CARACAS (Reuters) -Argentina extended their unbeaten run to 21 games on Thursday with a comfortable 3-1 win over Venezuela in their World Cup qualifier in Caracas.
Venezuela had beaten Argentina only once in 14 previous World Cup qualifiers and their hopes of doing it again on Thursday were snuffed out when Luis Adrian Martinez was shown a straight red card for a foul on Lionel Messi after half an hour.
Argentina then took complete control and got the opener just seconds before half time when Lautaro Martinez took a neat pass from Giovani Lo Celso and slipped the ball under the advancing keeper.
With a man advantage the visitors had most of the ball in the second half and added two more goals in the 71st and 74th minutes through substitutes Joaquin Correa and Angel Correa.
Yeferson Soteldo scored a consolation penalty for Venezuela in stoppage time.
“I think we had a great first half, even before they were left with a man less,” said striker Lautaro Martinez. “After the goal we had more space to work in and we are taking all three points home.”
Messi started his first match since the final of the Copa America on July 10 and his flicks and jinks frequently ended with him being fouled as Venezuela struggled to contain him.
Messi, who has played just 24 minutes this season with his new club Paris St Germain, was on the field for the whole game and only some fine saves by Wuilker Farinez kept his name off the scoresheet.
Argentina are second in the 10-team South American qualifying group for next year’s World Cup behind Brazil, who are facing Chile on Thursday.
The top four teams qualify automatically for Qatar and the fifth-placed side goes into an inter-regional playoff.

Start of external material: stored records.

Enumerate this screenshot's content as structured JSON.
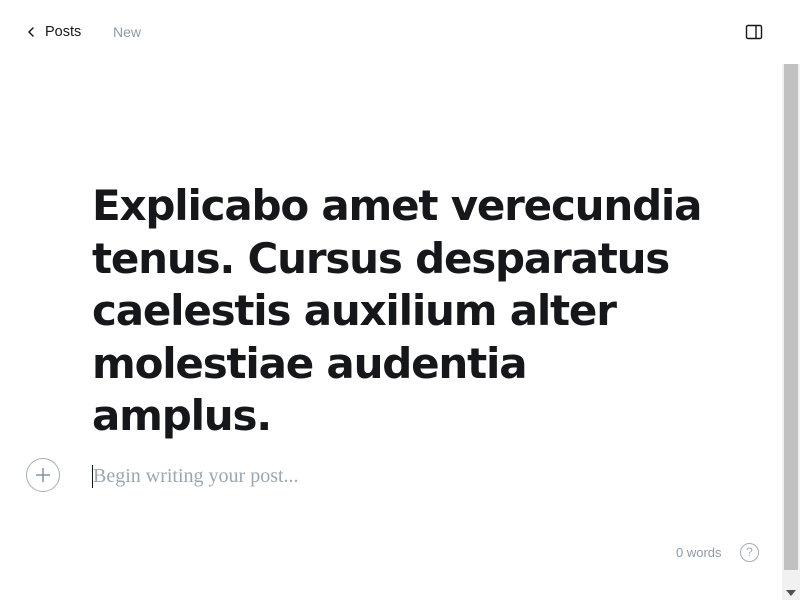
{
  "header": {
    "back_label": "Posts",
    "status": "New",
    "back_icon": "chevron-left-icon",
    "sidebar_icon": "sidebar-toggle-icon"
  },
  "editor": {
    "title": "Explicabo amet verecundia tenus. Cursus desparatus caelestis auxilium alter molestiae audentia amplus.",
    "body_placeholder": "Begin writing your post...",
    "body_value": "",
    "add_card_icon": "plus-icon"
  },
  "footer": {
    "word_count": "0 words",
    "help_label": "?",
    "help_icon": "question-icon"
  },
  "colors": {
    "text": "#15171a",
    "muted": "#8e9aa6",
    "placeholder": "#9aa7b3",
    "border": "#a4aeb7"
  }
}
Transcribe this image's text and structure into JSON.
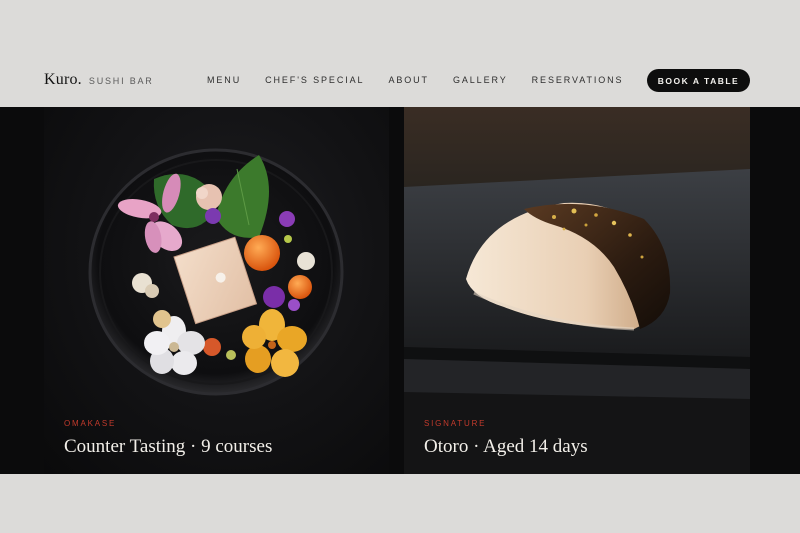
{
  "brand": {
    "logo": "Kuro.",
    "subtitle": "SUSHI BAR"
  },
  "nav": {
    "items": [
      {
        "label": "MENU"
      },
      {
        "label": "CHEF'S SPECIAL"
      },
      {
        "label": "ABOUT"
      },
      {
        "label": "GALLERY"
      },
      {
        "label": "RESERVATIONS"
      }
    ]
  },
  "cta": {
    "label": "BOOK A TABLE"
  },
  "cards": [
    {
      "eyebrow": "OMAKASE",
      "title": "Counter Tasting · 9 courses"
    },
    {
      "eyebrow": "SIGNATURE",
      "title": "Otoro · Aged 14 days"
    }
  ],
  "colors": {
    "background": "#dcdbd9",
    "accent": "#c23a2c",
    "button": "#0d0d0d"
  }
}
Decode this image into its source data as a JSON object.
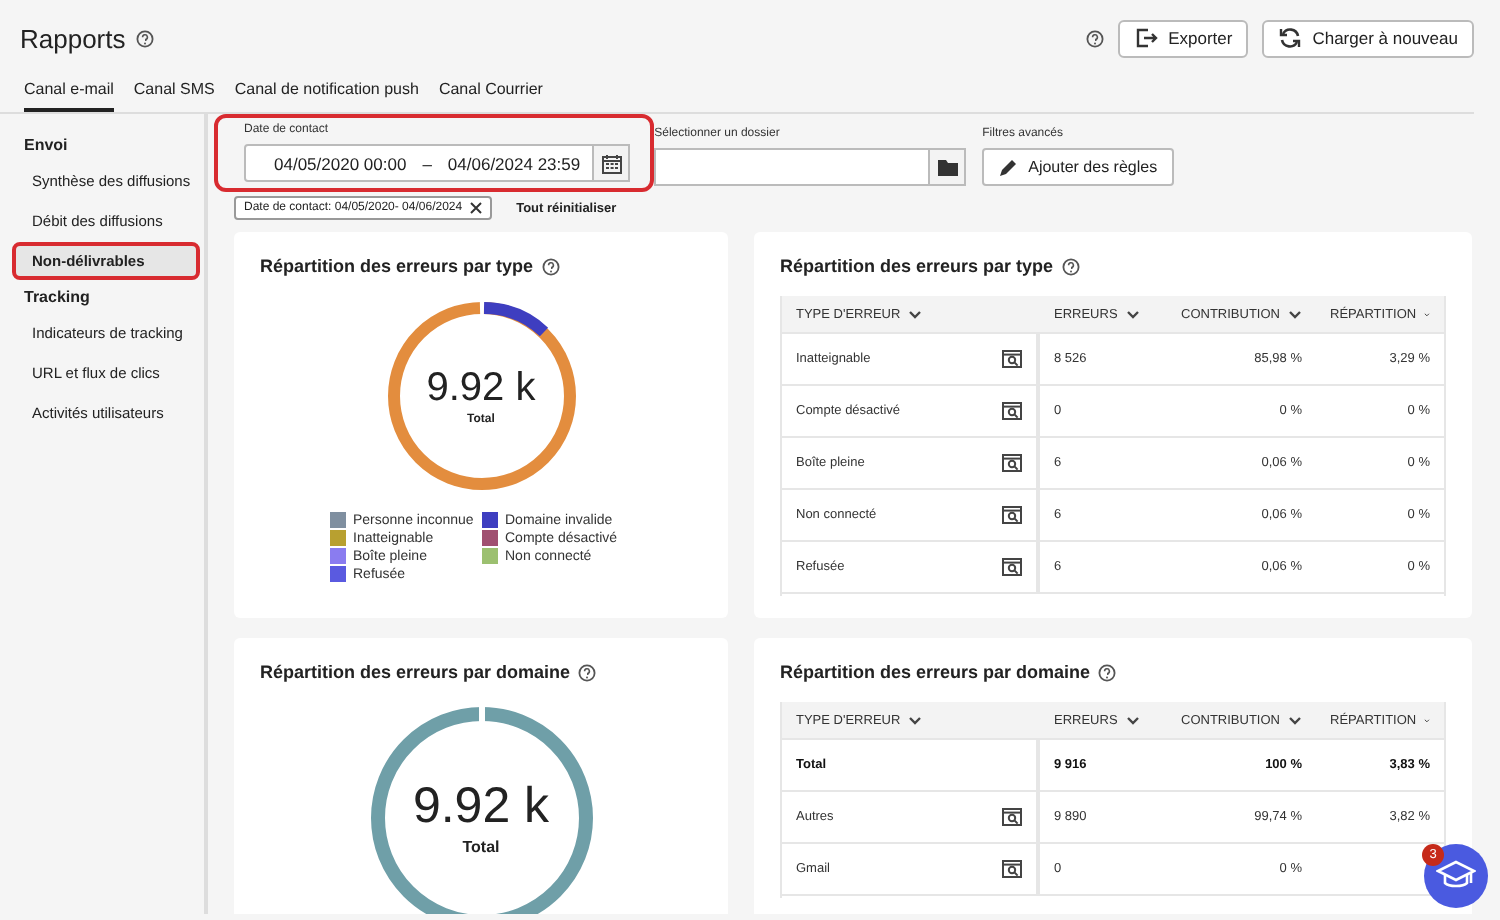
{
  "header": {
    "title": "Rapports",
    "buttons": [
      {
        "label": "Exporter",
        "kind": "export"
      },
      {
        "label": "Charger à nouveau",
        "kind": "reload"
      }
    ]
  },
  "tabs": [
    {
      "label": "Canal e-mail",
      "selected": true
    },
    {
      "label": "Canal SMS",
      "selected": false
    },
    {
      "label": "Canal de notification push",
      "selected": false
    },
    {
      "label": "Canal Courrier",
      "selected": false
    }
  ],
  "sidebar": [
    {
      "title": "Envoi",
      "items": [
        {
          "label": "Synthèse des diffusions",
          "selected": false,
          "highlighted": false
        },
        {
          "label": "Débit des diffusions",
          "selected": false,
          "highlighted": false
        },
        {
          "label": "Non-délivrables",
          "selected": true,
          "highlighted": true
        }
      ]
    },
    {
      "title": "Tracking",
      "items": [
        {
          "label": "Indicateurs de tracking",
          "selected": false,
          "highlighted": false
        },
        {
          "label": "URL et flux de clics",
          "selected": false,
          "highlighted": false
        },
        {
          "label": "Activités utilisateurs",
          "selected": false,
          "highlighted": false
        }
      ]
    }
  ],
  "filters": {
    "date": {
      "label": "Date de contact",
      "start": "04/05/2020 00:00",
      "separator": "–",
      "end": "04/06/2024 23:59",
      "highlighted": true
    },
    "folder": {
      "label": "Sélectionner un dossier"
    },
    "advanced": {
      "label": "Filtres avancés",
      "button": "Ajouter des règles"
    },
    "chips": [
      {
        "label": "Date de contact: 04/05/2020- 04/06/2024"
      }
    ],
    "reset": "Tout réinitialiser"
  },
  "panels": [
    {
      "kind": "donut",
      "title": "Répartition des erreurs par type",
      "total": "9.92 k",
      "total_label": "Total",
      "legend": [
        {
          "label": "Personne inconnue",
          "color": "#7f8fa0"
        },
        {
          "label": "Domaine invalide",
          "color": "#3e3ec0"
        },
        {
          "label": "Inatteignable",
          "color": "#b8a030"
        },
        {
          "label": "Compte désactivé",
          "color": "#a05070"
        },
        {
          "label": "Boîte pleine",
          "color": "#8a7cf0"
        },
        {
          "label": "Non connecté",
          "color": "#9cc070"
        },
        {
          "label": "Refusée",
          "color": "#5a5ae0"
        }
      ]
    },
    {
      "kind": "table",
      "title": "Répartition des erreurs par type",
      "columns": [
        "TYPE D'ERREUR",
        "ERREURS",
        "CONTRIBUTION",
        "RÉPARTITION"
      ],
      "rows": [
        {
          "kind": "item",
          "cells": [
            "Inatteignable",
            "8 526",
            "85,98 %",
            "3,29 %"
          ]
        },
        {
          "kind": "item",
          "cells": [
            "Compte désactivé",
            "0",
            "0 %",
            "0 %"
          ]
        },
        {
          "kind": "item",
          "cells": [
            "Boîte pleine",
            "6",
            "0,06 %",
            "0 %"
          ]
        },
        {
          "kind": "item",
          "cells": [
            "Non connecté",
            "6",
            "0,06 %",
            "0 %"
          ]
        },
        {
          "kind": "item",
          "cells": [
            "Refusée",
            "6",
            "0,06 %",
            "0 %"
          ]
        }
      ]
    },
    {
      "kind": "donut",
      "title": "Répartition des erreurs par domaine",
      "total": "9.92 k",
      "total_label": "Total"
    },
    {
      "kind": "table",
      "title": "Répartition des erreurs par domaine",
      "columns": [
        "TYPE D'ERREUR",
        "ERREURS",
        "CONTRIBUTION",
        "RÉPARTITION"
      ],
      "rows": [
        {
          "kind": "total",
          "cells": [
            "Total",
            "9 916",
            "100 %",
            "3,83 %"
          ]
        },
        {
          "kind": "item",
          "cells": [
            "Autres",
            "9 890",
            "99,74 %",
            "3,82 %"
          ]
        },
        {
          "kind": "item",
          "cells": [
            "Gmail",
            "0",
            "0 %"
          ]
        }
      ]
    }
  ],
  "help_button": {
    "badge": "3"
  }
}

Venezuela is the only one of the South American countries never to qualify for the World Cup and their chances of breaking that duck appear slim as the defeat left them with just four points from seven matches.
In earlier games, Bolivia drew 1-1 at home to Colombia and Ecuador scored two late goals to beat Paraguay.
(Reporting by Andrew Downie; Editing by Peter Rutherford)